There is, however, talk of some necessary political and social reform. While the entrenched establishment opposes it vehemently, there are also plenty of people who think the time has come for a more equitable distribution of power. Some even talk of some sort of home rule at some point in the future. The political debate about India’s future isn’t the main theme of the novel. I can say without spoiling the story that it’s also not the motive for the murders. But it does provide a sociopolitical backdrop.
The city of Madras (now known as Chennai) features heavily in the novel, and Stoddart depicts the various socioeconomic strata as they’re reflected in the city’s geography. Readers also get a sense of the lifestyle, daily culture and so on of those who live in that area.
Since the story is told from Le Fanu’s point of view (in third person) readers learn quite a bit about him. Having served in World War I, he has his own share of past trauma, and he is in a sense lonely, especially since he knows that given the culture, he and Roisin can probably not marry. But he’s hardly one to wallow in misery. Readers who are tired of drunken wrecks of sleuths who cannot live functionally will be pleased to know that Le Fanu is quite functional indeed. He’s bright, determined, and skilled. That doesn’t mean he’s perfect or invulnerable; he is neither. But he does his job well.

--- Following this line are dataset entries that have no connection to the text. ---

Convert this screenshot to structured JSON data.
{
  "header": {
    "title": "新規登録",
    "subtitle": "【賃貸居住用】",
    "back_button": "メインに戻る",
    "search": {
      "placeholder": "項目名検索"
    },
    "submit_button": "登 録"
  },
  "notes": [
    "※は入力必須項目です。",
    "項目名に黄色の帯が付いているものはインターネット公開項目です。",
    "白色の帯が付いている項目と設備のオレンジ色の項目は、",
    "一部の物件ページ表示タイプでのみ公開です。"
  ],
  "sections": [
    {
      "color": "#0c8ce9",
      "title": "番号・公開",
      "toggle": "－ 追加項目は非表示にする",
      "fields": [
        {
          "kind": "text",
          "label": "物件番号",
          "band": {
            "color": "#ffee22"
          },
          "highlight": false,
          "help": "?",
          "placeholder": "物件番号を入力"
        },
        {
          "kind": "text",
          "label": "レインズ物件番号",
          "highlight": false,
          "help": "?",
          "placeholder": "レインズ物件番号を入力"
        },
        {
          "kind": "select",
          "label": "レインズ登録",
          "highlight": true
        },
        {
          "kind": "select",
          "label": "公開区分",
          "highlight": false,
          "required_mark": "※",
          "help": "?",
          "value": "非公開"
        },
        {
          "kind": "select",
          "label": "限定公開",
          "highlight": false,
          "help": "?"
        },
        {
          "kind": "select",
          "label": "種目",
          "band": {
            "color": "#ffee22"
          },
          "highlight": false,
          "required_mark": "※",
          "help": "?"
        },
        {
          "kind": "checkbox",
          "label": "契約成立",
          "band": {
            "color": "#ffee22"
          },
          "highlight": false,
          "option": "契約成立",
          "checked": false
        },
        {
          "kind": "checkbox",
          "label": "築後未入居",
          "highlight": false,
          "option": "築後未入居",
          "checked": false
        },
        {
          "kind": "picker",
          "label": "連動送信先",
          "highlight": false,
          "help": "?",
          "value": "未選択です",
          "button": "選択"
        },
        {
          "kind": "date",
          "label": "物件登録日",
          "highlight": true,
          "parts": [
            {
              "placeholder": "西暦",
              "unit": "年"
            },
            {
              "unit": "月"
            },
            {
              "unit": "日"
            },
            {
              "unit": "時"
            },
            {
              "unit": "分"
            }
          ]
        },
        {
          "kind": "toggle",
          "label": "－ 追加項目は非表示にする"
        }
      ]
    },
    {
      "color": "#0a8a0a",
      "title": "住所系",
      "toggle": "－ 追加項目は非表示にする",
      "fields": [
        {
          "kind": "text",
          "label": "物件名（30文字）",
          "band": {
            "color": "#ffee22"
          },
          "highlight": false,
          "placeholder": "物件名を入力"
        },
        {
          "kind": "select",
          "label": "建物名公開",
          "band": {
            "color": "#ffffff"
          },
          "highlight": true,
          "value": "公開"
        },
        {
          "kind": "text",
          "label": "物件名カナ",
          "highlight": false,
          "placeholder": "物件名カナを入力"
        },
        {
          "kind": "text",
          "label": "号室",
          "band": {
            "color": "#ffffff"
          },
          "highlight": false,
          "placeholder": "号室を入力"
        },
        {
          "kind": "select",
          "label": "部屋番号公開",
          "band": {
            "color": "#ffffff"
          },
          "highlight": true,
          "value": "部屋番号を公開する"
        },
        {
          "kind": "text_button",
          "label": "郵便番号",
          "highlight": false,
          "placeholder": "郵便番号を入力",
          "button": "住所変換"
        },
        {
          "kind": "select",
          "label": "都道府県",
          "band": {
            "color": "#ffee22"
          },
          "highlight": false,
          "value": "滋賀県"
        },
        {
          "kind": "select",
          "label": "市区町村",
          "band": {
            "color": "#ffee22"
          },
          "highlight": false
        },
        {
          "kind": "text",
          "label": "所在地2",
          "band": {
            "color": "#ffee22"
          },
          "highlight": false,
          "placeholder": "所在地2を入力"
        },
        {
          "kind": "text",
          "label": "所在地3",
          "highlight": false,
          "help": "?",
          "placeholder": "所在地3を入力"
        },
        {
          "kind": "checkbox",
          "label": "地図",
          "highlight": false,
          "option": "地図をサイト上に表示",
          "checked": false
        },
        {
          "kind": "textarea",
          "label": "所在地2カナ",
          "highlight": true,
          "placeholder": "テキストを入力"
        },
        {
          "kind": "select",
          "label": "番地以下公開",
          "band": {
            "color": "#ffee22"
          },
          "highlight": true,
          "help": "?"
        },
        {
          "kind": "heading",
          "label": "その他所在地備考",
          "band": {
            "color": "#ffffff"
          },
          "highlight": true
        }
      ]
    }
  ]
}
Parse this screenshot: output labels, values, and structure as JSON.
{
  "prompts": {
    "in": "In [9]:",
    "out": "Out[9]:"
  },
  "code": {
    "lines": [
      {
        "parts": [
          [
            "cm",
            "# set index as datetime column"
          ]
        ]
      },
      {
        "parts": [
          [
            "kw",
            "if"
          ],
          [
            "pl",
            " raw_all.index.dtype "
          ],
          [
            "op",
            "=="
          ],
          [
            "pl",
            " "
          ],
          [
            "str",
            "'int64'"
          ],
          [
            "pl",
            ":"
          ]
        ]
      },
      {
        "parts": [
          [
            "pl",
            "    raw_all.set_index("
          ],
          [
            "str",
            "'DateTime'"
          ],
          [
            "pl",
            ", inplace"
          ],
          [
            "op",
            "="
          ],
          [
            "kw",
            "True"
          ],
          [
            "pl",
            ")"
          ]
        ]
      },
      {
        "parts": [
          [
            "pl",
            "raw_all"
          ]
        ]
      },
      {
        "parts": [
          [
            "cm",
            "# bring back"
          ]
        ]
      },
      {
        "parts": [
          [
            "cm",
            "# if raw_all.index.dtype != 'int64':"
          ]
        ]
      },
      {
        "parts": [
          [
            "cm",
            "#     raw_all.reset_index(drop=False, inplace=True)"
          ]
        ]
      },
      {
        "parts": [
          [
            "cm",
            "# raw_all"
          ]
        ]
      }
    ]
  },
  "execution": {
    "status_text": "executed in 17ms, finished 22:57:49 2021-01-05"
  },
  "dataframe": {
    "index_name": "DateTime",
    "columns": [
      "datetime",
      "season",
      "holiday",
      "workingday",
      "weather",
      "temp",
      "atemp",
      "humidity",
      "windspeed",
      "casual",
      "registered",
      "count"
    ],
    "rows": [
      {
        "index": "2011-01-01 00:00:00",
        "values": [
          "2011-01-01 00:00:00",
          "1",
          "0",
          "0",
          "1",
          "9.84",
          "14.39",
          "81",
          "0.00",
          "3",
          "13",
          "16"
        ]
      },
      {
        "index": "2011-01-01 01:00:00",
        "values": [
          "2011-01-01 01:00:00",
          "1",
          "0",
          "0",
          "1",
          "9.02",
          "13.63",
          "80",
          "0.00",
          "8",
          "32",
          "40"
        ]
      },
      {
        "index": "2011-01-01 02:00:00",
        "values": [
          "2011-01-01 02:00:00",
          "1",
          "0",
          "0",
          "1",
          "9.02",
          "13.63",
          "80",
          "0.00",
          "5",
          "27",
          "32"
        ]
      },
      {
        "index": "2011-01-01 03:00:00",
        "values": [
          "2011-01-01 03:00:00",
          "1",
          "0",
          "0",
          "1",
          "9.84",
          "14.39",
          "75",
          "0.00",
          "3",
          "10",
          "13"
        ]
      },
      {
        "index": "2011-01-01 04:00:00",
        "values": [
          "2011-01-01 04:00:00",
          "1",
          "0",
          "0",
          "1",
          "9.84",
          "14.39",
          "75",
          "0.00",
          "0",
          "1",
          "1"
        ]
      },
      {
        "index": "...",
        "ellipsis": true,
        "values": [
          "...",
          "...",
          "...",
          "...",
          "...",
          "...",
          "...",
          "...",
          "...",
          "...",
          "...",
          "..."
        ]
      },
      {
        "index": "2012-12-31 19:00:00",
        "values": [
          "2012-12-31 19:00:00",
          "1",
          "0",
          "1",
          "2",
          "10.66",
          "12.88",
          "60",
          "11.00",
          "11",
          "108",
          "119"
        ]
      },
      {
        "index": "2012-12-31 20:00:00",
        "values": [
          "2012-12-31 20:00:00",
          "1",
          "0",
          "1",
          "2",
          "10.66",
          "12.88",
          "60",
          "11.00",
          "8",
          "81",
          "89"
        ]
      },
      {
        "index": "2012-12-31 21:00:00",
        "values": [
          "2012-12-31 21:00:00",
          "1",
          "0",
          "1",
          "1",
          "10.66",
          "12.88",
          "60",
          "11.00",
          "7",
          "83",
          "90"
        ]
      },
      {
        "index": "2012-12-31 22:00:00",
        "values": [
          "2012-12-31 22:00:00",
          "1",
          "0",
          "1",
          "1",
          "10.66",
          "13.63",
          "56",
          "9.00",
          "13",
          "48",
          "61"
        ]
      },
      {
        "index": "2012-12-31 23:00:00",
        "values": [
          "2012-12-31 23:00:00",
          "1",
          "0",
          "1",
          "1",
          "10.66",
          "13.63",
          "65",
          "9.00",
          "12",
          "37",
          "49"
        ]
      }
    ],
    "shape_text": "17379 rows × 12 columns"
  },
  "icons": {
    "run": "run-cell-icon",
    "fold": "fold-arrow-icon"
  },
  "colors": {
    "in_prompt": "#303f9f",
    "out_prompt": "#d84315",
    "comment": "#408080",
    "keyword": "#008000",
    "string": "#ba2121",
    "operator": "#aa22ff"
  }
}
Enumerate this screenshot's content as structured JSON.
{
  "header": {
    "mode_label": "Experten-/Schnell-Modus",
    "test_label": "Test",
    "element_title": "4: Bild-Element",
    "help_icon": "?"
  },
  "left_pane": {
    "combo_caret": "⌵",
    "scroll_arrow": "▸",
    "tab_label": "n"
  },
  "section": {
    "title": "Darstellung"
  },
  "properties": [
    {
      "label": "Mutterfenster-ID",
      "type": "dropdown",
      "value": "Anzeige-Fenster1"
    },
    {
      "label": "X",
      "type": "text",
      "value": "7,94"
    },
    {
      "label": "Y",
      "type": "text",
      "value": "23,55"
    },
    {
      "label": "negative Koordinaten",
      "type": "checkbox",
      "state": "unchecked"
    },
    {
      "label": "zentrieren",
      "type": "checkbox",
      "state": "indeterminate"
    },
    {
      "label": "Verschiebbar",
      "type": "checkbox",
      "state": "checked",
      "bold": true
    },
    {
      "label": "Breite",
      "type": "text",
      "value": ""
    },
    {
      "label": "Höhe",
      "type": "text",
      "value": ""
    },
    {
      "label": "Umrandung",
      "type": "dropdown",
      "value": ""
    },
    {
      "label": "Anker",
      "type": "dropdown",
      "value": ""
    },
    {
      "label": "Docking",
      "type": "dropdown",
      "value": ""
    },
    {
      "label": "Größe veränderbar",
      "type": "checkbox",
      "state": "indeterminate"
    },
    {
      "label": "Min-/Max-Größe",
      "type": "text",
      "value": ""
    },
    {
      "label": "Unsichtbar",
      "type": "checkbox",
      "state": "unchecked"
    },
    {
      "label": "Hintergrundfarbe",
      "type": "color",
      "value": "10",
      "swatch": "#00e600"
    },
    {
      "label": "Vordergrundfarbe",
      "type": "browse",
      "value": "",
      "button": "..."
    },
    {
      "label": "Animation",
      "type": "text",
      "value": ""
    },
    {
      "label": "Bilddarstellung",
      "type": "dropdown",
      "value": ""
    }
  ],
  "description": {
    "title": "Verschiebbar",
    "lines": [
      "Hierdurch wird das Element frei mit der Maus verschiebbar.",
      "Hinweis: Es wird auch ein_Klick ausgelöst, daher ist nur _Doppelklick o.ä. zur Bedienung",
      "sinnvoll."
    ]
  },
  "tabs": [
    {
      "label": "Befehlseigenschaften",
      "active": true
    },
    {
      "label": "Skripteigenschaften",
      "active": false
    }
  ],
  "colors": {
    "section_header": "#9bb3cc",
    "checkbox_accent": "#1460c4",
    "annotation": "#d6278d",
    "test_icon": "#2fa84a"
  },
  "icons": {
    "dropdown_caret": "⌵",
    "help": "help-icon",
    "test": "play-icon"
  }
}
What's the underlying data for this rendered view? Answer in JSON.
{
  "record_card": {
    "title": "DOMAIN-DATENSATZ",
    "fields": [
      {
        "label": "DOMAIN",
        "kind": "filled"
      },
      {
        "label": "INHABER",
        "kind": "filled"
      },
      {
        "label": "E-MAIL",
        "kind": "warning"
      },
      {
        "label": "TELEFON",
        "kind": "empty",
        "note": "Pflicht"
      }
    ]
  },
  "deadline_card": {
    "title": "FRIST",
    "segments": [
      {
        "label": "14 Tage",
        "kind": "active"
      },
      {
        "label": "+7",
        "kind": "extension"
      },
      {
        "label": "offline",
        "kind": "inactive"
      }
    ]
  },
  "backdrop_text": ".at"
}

So does Habi, whom Le Fanu respects and trusts. In fact, given the time and place, they have an unusually interdependent relationship. Habi knows he’s fortunate to have a boss who respects him, so he is loyal. He is not, however, obsequious, and he has his way of preserving his own dignity. He’s good at his job, too.
A Madras Miasma is the story of a crime and cover-up told against the backdrop of the last decades of the British Raj. It offers a close look at the Madras of that time, and features a skilled sleuth who is trying to negotiate the sometimes-difficult sociopolitical situation of the era. But what’s your view? Have you read A Madras Miasma? If you have, what elements do you see in it?
Coming Up On In The Spotlight
Monday, 28 December/Tuesday, 29 December – The Dead Pull Hitter – Alison Gordon
Monday, 4 January/Tuesday, 5 January – A Time to Kill – John Grisham (The people have spoken!)
Monday 11 January/Tuesday, 12 January – Dead Before Morning – Geraldine Evans